■ **TRY IT**:
Please give back each entry below unaltered, leaving the pictures out.

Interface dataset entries
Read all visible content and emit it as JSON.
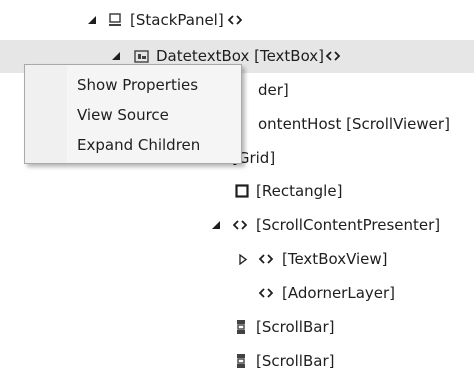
{
  "tree": {
    "rows": [
      {
        "label": "[StackPanel]",
        "icon": "stackpanel-icon",
        "expander": "expanded"
      },
      {
        "label": "DatetextBox [TextBox]",
        "icon": "textbox-icon",
        "expander": "expanded",
        "selected": true
      },
      {
        "label": "der]",
        "icon": "",
        "expander": ""
      },
      {
        "label": "ontentHost [ScrollViewer]",
        "icon": "",
        "expander": ""
      },
      {
        "label": "[Grid]",
        "icon": "",
        "expander": ""
      },
      {
        "label": "[Rectangle]",
        "icon": "rectangle-icon",
        "expander": ""
      },
      {
        "label": "[ScrollContentPresenter]",
        "icon": "code-icon",
        "expander": "expanded"
      },
      {
        "label": "[TextBoxView]",
        "icon": "code-icon",
        "expander": "collapsed"
      },
      {
        "label": "[AdornerLayer]",
        "icon": "code-icon",
        "expander": ""
      },
      {
        "label": "[ScrollBar]",
        "icon": "scrollbar-icon",
        "expander": ""
      },
      {
        "label": "[ScrollBar]",
        "icon": "scrollbar-icon",
        "expander": ""
      }
    ]
  },
  "context_menu": {
    "items": [
      {
        "label": "Show Properties"
      },
      {
        "label": "View Source"
      },
      {
        "label": "Expand Children"
      }
    ]
  },
  "colors": {
    "selected_row": "#e6e6e6",
    "menu_bg": "#f5f5f5",
    "menu_border": "#a9a9a9",
    "icon": "#424242"
  }
}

■ **WRITTEN RESPONSE**:
Read all visible content and emit it as JSON.
{
  "tree": {
    "rows": [
      {
        "label": "[StackPanel]",
        "icon": "stackpanel-icon",
        "expander": "expanded"
      },
      {
        "label": "DatetextBox [TextBox]",
        "icon": "textbox-icon",
        "expander": "expanded",
        "selected": true
      },
      {
        "label": "der]",
        "icon": "",
        "expander": ""
      },
      {
        "label": "ontentHost [ScrollViewer]",
        "icon": "",
        "expander": ""
      },
      {
        "label": "[Grid]",
        "icon": "",
        "expander": ""
      },
      {
        "label": "[Rectangle]",
        "icon": "rectangle-icon",
        "expander": ""
      },
      {
        "label": "[ScrollContentPresenter]",
        "icon": "code-icon",
        "expander": "expanded"
      },
      {
        "label": "[TextBoxView]",
        "icon": "code-icon",
        "expander": "collapsed"
      },
      {
        "label": "[AdornerLayer]",
        "icon": "code-icon",
        "expander": ""
      },
      {
        "label": "[ScrollBar]",
        "icon": "scrollbar-icon",
        "expander": ""
      },
      {
        "label": "[ScrollBar]",
        "icon": "scrollbar-icon",
        "expander": ""
      }
    ]
  },
  "context_menu": {
    "items": [
      {
        "label": "Show Properties"
      },
      {
        "label": "View Source"
      },
      {
        "label": "Expand Children"
      }
    ]
  },
  "colors": {
    "selected_row": "#e6e6e6",
    "menu_bg": "#f5f5f5",
    "menu_border": "#a9a9a9",
    "icon": "#424242"
  }
}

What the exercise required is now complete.